They came from three most powerful Germanic tribes, the Saxons, the Angles, and the Jutes. Of Jutish origin are the people of Kent and of the Isle of Wight, and the part of the kingdom of Wessex opposite the Isle of Wight, still called the nation of the Jutes. From the Saxon land, that is the place which is now called Old Saxony, came the East Saxons, the South Saxons, and the West Saxons. From the Anglian land, that is the place between the realms of the Jutes and the Saxons which is called Angulus, and remains deserted to this day, came the East Angles, the Middle Angles, the Mercians, and all the Northumbrian peoples, that is, those who dwell north of the river Humber, as well as other Anglian peoples.
This looks very neat and tidy, but towards the end of his History (v.9), Bede gives another and a more inclusive list:
He knew that there were many nations in Germania from whom the Angles and Saxons, who now live in Britain, get their origin ... There are the Frisians, Rugians, Danes, Huns, Old Saxons, and Boructuari.
"Germania" here means not just modern Germany, but (from a Roman point of view) all of northern Europe, settled by barbarian Germanic tribes. The Boructuari were Franks, and we have other evidence for earlier Frankish interest in Anglo-Saxon affairs; the Byzantine historian Procopius writing in the sixth century had heard that Britain was divided between Angles, Frisians, and Britons.

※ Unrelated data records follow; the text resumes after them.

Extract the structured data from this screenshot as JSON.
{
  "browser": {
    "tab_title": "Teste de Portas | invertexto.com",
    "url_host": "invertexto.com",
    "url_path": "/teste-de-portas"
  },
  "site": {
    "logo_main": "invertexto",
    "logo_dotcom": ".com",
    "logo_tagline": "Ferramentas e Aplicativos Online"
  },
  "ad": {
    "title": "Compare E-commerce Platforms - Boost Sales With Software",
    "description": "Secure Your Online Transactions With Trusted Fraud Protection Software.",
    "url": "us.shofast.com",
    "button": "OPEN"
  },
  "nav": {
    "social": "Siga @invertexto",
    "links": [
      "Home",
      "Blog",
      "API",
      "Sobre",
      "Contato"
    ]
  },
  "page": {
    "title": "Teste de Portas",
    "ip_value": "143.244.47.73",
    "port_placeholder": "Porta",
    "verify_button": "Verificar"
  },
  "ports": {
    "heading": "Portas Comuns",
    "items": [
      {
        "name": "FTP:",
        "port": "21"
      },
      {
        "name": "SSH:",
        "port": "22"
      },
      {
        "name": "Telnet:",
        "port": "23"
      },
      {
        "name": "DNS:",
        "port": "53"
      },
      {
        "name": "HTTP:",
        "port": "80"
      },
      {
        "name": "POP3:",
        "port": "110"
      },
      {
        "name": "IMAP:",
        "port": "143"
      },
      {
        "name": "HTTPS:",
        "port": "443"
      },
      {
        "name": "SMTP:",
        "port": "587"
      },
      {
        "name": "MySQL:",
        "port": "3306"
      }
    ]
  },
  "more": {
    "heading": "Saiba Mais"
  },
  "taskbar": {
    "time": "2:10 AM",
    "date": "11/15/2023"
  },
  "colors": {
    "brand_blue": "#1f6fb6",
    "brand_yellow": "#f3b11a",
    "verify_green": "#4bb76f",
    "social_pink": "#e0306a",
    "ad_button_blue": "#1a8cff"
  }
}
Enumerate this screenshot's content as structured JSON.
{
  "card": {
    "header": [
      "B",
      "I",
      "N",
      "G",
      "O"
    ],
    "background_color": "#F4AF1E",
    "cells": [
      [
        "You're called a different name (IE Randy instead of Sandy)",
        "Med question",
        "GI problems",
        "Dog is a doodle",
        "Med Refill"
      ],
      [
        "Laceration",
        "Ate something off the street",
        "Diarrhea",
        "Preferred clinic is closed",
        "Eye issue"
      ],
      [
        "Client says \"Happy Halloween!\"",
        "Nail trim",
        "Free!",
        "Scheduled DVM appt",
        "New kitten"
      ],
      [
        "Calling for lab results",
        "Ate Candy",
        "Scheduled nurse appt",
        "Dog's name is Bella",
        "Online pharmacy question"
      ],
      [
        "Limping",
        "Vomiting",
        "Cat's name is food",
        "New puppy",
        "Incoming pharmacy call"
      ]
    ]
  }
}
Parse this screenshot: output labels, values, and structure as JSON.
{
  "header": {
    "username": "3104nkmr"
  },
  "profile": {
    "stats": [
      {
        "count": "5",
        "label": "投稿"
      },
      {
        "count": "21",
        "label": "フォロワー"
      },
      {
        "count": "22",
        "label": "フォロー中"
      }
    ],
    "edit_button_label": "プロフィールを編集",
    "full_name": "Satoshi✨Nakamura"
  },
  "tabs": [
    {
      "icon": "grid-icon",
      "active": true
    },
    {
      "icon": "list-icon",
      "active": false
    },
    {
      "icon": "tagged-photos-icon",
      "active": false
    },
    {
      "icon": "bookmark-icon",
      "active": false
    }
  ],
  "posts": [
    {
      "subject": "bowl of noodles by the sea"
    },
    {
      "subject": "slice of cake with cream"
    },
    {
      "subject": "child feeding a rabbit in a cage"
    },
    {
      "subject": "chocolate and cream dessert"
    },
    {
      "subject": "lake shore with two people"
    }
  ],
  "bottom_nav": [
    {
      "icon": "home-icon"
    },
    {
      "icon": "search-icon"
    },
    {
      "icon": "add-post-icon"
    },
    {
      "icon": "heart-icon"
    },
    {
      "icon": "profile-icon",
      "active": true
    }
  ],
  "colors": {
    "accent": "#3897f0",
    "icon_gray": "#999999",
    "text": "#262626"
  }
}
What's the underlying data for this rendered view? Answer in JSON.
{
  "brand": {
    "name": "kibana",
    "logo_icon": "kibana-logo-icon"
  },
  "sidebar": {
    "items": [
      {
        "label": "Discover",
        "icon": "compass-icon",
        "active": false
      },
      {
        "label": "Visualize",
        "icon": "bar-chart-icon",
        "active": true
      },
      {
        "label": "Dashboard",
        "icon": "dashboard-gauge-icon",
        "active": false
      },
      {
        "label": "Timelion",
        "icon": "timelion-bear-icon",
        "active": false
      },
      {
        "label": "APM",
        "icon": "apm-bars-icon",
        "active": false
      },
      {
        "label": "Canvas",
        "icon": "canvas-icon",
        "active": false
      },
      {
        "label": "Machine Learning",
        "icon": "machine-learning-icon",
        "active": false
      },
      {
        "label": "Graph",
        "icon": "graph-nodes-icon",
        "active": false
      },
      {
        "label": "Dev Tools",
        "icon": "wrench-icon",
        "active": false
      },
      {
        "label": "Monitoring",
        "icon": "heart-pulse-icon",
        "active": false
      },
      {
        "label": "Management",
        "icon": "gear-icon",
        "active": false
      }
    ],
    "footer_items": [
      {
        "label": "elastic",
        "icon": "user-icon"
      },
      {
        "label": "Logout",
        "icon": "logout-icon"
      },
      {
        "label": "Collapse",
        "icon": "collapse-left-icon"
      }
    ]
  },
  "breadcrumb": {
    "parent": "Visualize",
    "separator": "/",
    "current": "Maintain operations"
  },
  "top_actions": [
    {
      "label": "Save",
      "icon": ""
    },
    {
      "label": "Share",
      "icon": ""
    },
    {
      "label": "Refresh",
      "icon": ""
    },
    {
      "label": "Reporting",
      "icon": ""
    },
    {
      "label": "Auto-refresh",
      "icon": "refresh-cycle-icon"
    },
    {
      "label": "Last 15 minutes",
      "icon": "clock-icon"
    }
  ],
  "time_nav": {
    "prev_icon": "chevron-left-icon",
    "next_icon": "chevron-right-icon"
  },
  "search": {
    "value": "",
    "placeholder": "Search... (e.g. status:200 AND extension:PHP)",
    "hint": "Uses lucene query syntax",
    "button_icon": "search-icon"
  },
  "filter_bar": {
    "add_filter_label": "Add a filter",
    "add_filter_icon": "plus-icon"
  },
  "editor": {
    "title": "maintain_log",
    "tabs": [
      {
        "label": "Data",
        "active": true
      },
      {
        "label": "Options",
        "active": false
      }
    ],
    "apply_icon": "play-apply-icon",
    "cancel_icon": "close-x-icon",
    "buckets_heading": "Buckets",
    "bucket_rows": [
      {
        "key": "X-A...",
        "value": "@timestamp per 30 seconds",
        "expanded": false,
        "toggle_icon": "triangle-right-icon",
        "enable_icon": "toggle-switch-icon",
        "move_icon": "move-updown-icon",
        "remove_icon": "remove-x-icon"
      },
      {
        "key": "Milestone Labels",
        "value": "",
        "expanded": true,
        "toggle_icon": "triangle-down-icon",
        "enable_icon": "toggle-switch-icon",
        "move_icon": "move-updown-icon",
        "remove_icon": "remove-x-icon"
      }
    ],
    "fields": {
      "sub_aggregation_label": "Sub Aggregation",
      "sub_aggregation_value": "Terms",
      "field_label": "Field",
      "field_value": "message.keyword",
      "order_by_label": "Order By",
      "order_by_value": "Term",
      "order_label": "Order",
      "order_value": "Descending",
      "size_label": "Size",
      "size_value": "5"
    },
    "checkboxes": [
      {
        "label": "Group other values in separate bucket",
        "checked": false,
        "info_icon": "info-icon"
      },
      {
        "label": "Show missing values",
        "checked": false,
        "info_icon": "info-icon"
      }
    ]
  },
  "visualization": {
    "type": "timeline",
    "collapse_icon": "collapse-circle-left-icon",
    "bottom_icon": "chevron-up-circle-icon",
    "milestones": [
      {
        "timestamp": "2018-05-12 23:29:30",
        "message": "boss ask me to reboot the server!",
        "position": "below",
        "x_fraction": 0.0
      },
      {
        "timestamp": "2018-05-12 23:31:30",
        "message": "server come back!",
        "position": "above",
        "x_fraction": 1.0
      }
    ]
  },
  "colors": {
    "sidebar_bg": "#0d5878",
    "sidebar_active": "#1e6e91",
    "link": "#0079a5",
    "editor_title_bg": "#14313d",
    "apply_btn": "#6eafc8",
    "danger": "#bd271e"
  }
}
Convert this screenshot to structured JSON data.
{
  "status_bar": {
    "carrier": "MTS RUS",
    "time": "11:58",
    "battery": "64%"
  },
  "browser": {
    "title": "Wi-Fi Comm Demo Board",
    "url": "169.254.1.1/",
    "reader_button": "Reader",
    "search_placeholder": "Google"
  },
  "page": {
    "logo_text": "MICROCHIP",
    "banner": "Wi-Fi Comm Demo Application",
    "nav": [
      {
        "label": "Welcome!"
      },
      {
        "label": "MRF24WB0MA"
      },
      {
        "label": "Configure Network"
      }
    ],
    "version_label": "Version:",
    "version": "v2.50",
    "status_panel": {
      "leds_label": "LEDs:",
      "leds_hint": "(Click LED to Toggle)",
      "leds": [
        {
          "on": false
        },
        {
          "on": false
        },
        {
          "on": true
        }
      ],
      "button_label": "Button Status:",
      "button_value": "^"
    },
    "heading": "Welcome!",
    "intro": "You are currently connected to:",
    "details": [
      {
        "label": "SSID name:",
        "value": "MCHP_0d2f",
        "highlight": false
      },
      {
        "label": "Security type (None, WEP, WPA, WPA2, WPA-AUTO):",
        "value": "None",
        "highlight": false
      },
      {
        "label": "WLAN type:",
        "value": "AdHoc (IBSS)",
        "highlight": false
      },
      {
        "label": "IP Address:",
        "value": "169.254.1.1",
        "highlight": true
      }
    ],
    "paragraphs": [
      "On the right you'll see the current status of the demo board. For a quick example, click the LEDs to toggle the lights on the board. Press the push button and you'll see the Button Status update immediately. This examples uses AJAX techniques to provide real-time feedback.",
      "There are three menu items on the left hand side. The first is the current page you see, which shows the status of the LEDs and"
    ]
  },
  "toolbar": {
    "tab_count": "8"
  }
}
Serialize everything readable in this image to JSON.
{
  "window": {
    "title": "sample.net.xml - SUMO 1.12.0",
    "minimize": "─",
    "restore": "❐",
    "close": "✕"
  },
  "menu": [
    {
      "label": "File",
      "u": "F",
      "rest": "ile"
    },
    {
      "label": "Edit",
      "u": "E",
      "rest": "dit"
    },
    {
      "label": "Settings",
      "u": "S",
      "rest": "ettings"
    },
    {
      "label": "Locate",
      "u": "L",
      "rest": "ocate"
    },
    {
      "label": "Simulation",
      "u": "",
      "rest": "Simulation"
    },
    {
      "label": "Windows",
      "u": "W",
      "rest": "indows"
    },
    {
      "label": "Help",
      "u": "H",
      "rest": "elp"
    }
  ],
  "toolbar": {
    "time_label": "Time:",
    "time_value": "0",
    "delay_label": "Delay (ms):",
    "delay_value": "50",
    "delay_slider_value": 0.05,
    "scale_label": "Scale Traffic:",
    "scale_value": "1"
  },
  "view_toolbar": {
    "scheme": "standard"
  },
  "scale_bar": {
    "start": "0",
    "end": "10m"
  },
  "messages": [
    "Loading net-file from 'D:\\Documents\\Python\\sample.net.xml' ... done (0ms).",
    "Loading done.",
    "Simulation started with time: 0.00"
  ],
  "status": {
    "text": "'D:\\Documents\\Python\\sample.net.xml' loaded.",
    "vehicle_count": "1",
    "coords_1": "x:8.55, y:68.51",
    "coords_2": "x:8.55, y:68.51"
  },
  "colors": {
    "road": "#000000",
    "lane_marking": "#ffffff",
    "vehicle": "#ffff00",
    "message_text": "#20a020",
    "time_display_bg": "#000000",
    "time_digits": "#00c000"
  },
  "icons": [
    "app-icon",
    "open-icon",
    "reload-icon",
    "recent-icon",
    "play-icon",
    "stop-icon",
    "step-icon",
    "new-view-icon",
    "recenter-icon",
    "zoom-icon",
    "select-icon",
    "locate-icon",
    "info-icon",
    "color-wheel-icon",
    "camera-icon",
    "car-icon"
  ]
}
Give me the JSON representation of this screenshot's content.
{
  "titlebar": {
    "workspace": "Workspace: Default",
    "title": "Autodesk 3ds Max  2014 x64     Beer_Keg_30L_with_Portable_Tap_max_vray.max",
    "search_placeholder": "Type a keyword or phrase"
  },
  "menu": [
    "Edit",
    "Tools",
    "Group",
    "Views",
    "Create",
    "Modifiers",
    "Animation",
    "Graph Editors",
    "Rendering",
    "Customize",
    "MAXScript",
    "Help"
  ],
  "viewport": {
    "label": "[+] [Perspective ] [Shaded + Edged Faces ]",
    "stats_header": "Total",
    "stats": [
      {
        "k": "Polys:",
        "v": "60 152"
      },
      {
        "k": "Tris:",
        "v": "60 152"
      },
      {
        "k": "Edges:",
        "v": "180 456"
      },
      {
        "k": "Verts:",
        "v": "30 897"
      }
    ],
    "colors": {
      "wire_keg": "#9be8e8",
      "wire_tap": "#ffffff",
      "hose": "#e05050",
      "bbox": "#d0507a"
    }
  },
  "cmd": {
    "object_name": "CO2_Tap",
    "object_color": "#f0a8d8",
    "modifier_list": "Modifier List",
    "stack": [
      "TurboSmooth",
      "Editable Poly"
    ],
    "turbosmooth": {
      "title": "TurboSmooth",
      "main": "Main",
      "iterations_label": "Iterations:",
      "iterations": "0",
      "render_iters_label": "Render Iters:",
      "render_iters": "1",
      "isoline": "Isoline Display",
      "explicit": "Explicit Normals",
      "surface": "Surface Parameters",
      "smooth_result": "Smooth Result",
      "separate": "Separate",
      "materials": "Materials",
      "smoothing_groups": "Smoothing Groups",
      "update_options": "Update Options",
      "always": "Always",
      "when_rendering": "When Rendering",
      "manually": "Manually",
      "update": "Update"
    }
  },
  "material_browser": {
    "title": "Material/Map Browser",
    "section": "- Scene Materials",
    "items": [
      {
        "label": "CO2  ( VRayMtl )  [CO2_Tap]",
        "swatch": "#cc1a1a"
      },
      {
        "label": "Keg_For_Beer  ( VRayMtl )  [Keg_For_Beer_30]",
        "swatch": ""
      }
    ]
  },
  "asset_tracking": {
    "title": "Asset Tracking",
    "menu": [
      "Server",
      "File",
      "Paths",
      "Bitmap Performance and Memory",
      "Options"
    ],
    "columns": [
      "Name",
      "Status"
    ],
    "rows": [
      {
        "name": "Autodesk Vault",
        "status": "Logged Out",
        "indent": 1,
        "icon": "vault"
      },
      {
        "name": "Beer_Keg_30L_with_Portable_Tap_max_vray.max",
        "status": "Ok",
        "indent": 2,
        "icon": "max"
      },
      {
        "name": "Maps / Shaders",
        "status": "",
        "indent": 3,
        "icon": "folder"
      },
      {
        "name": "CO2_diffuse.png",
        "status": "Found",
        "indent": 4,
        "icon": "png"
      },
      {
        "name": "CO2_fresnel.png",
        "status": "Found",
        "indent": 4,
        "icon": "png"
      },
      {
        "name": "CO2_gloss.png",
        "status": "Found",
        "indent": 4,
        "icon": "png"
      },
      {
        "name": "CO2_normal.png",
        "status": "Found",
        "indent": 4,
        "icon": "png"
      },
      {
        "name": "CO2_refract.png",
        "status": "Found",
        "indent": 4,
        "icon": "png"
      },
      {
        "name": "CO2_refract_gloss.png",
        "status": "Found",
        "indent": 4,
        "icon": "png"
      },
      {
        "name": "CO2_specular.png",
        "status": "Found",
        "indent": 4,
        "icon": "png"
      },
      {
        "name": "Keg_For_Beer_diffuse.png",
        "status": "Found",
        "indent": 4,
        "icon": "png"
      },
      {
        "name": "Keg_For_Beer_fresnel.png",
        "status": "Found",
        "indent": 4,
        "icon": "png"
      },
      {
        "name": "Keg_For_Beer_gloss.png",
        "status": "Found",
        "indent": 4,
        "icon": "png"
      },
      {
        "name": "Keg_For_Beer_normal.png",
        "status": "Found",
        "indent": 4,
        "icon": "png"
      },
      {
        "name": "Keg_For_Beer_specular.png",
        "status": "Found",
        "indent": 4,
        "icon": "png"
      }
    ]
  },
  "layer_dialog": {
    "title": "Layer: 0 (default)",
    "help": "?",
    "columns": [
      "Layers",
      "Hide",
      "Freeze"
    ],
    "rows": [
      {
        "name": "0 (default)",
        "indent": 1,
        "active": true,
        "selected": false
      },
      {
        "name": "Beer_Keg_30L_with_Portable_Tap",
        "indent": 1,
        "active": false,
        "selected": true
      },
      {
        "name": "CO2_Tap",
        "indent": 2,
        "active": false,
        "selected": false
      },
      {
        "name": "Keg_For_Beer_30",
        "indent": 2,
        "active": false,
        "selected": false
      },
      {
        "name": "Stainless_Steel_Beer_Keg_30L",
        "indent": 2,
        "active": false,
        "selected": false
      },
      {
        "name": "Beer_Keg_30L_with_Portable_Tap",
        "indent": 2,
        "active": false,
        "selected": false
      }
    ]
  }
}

To sum up, the Saxons (from Saxony) and the Angles (from between Saxony and Denmark) were probably the main force behind the invasion -- at any rate, they ended up in charge in Britain. The Jutes, Frisians and Franks were also clearly involved, and there were probably lots of other tribes long since lost to history.